Dataset rows describing interfaces:
____
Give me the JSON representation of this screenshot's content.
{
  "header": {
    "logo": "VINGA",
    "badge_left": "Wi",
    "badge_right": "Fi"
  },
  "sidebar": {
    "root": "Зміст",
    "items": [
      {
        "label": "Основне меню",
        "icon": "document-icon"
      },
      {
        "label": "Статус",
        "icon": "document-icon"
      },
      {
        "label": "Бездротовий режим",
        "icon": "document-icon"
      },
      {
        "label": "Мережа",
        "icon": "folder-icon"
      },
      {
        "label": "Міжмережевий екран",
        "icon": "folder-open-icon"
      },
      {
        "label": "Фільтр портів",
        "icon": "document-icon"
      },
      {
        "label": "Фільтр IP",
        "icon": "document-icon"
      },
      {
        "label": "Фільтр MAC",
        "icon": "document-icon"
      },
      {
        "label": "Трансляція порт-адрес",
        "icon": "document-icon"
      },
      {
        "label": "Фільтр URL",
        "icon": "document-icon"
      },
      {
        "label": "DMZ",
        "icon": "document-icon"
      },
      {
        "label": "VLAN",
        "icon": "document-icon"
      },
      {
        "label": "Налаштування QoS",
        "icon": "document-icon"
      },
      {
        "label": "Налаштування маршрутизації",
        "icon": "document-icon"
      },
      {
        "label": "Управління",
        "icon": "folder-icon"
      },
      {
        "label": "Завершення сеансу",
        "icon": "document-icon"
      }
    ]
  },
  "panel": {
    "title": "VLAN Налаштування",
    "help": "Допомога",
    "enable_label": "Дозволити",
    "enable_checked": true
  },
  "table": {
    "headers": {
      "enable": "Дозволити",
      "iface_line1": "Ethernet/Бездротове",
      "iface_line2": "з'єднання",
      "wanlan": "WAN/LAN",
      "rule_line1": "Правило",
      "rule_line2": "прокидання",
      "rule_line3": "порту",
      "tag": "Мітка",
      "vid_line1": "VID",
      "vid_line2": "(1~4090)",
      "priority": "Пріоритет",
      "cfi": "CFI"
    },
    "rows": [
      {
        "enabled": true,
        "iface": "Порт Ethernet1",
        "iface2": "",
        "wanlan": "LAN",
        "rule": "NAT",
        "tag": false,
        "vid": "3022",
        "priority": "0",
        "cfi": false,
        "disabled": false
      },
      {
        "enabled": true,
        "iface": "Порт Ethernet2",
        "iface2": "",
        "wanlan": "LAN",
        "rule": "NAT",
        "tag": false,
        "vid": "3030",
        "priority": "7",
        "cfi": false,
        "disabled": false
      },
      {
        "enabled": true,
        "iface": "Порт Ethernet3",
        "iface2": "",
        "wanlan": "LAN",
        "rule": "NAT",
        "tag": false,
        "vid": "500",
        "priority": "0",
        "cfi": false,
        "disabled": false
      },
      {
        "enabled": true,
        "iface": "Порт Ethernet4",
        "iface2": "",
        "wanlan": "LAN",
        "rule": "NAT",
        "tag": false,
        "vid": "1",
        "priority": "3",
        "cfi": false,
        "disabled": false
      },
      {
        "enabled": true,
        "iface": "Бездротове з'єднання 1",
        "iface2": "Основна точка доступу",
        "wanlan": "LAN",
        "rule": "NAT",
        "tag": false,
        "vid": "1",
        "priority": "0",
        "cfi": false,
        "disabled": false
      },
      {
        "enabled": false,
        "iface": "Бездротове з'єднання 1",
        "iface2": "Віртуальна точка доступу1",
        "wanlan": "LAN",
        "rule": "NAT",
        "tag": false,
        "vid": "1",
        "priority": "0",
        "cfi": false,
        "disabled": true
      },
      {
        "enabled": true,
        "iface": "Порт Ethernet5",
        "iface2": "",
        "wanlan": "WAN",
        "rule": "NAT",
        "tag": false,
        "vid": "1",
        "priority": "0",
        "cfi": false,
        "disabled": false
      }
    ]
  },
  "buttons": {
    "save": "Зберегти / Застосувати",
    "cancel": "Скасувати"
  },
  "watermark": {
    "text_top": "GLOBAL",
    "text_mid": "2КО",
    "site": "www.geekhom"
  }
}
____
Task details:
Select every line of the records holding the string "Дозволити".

Task solution:
    "enable_label": "Дозволити",
      "enable": "Дозволити",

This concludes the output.